And sure, being the spokesperson of The People isn’t nearly the same as a universally recognized brand, but hey, everybody’s gotta start somewhere. And in becoming The People’s Also-Ran, The Great White Mope, The Sultan of Sulk, and the Proletariate Poet Laureate, I will have learned the greatest brand of all: Learning to brand yourself.

A few days after my epiphanic moment, I’m approached by two former high school classmates, Constance and Clarence. Though it takes me a second to jog my memory, they recognize me instantly. Perhaps because I still retain that youthful facade of my teens; perhaps because I am wearing my Letterman’s jacket. Whatever the case, we exchange salutations and embraces. Noting my having been in absentia since graduation, they remark that I’d been assumed to have, “fallen off the face of the earth.”(Sadly, this is not a case of folksy hyperbole.

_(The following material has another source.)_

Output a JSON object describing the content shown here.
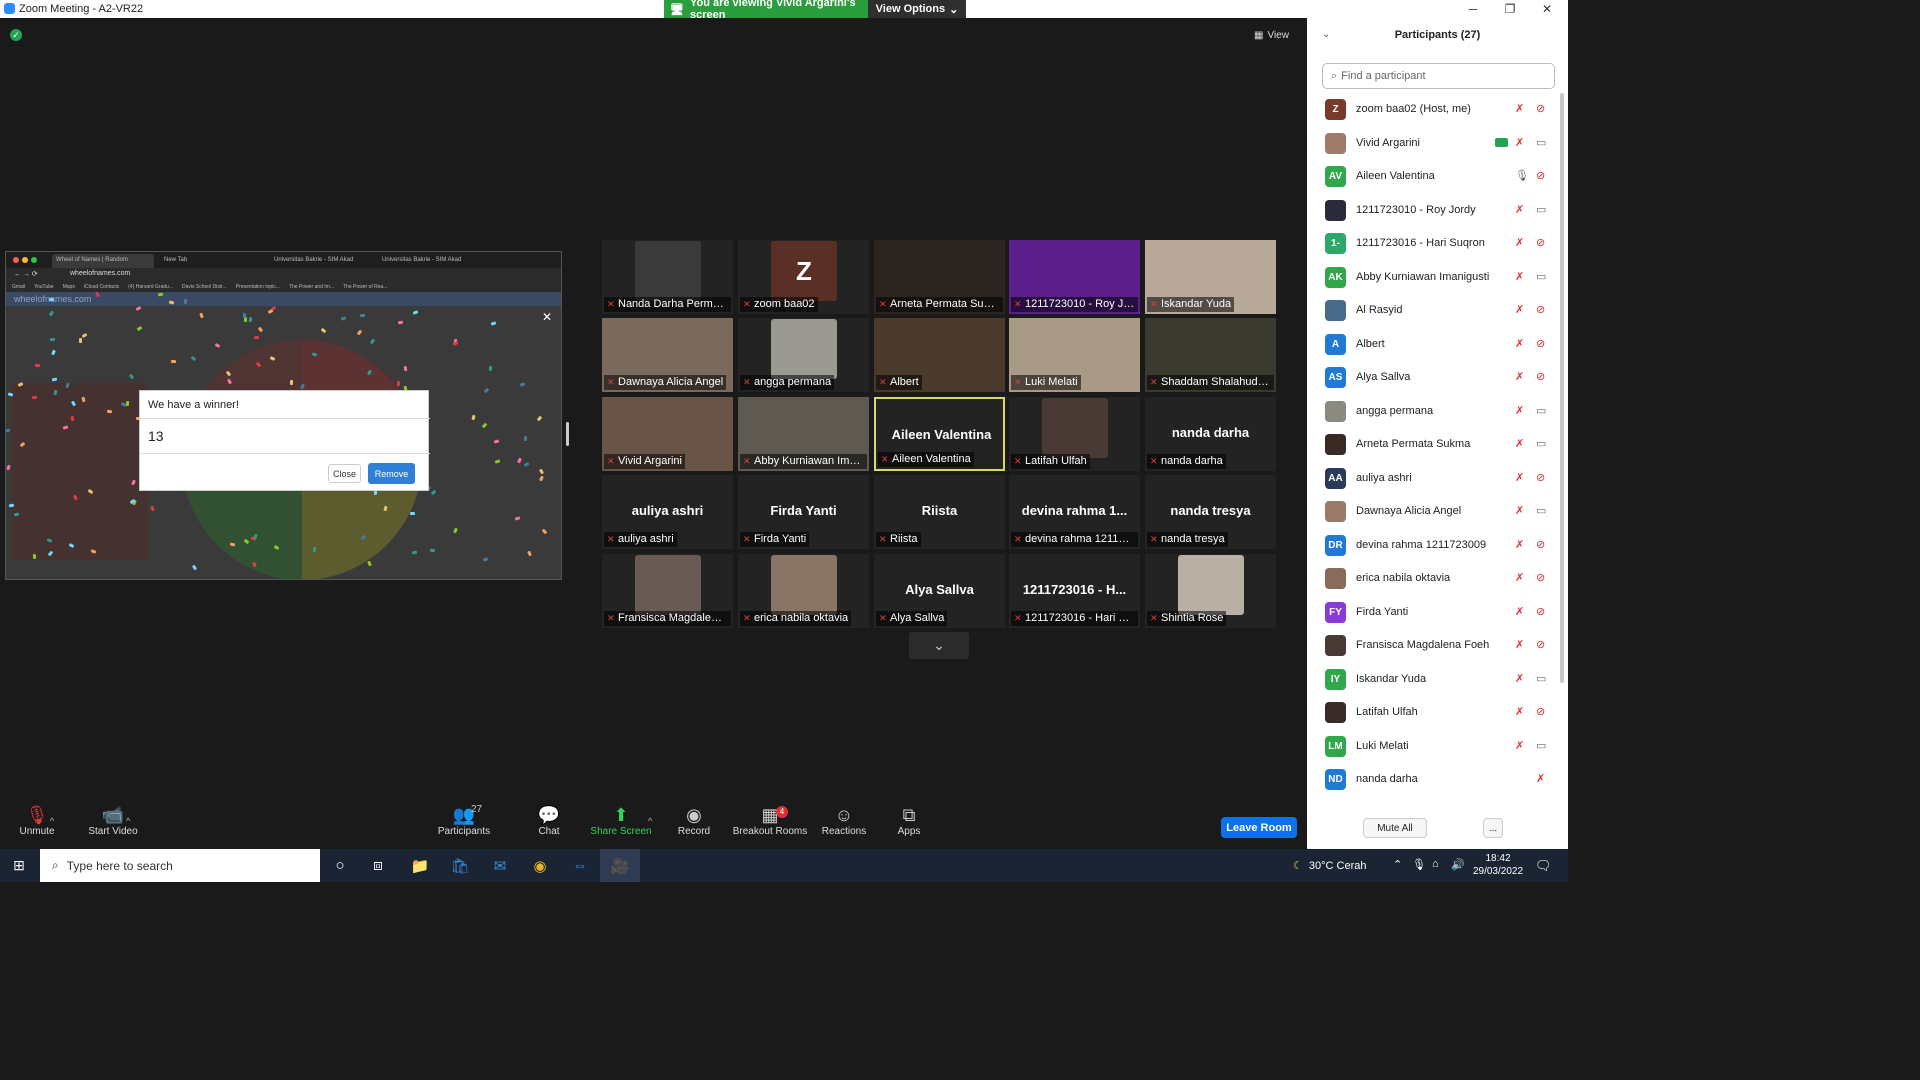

Massive budget cuts and a near apocalyptic paper shortage had forced our school to significantly reduce textbook sizes; therefore all history books ended just before Columbus’s discovery of America.) The conversation takes a wistful turn, as we recall glory days: the Friday nights spent downing piss warm sixers before going to the football games; getting kicked off the football team for showing up drunk; Our junior high Goth phase, when we’d huddle together at lunch to strategize how to defeat the invading Hunnic Empire. Eventually the topic comes to the present day, and what we are up to. It seems they’ve each found a great deal of fulfillment in their respective careers. Constance, in her time substitute teaching at an inner city school, has already inspired her students to sit quietly and watch an episode of NOVA; Clarence, a volunteer firefighter, has recently been hailed a hero for rescuing a kitten that was stuck in a loveless marriage.

Finally, they ask what I’m doing with my life; and I tell them the truth: That I’m about to start a new job, and I couldn’t be happier. Thought Catalog Logo Mark

More From Thought Catalog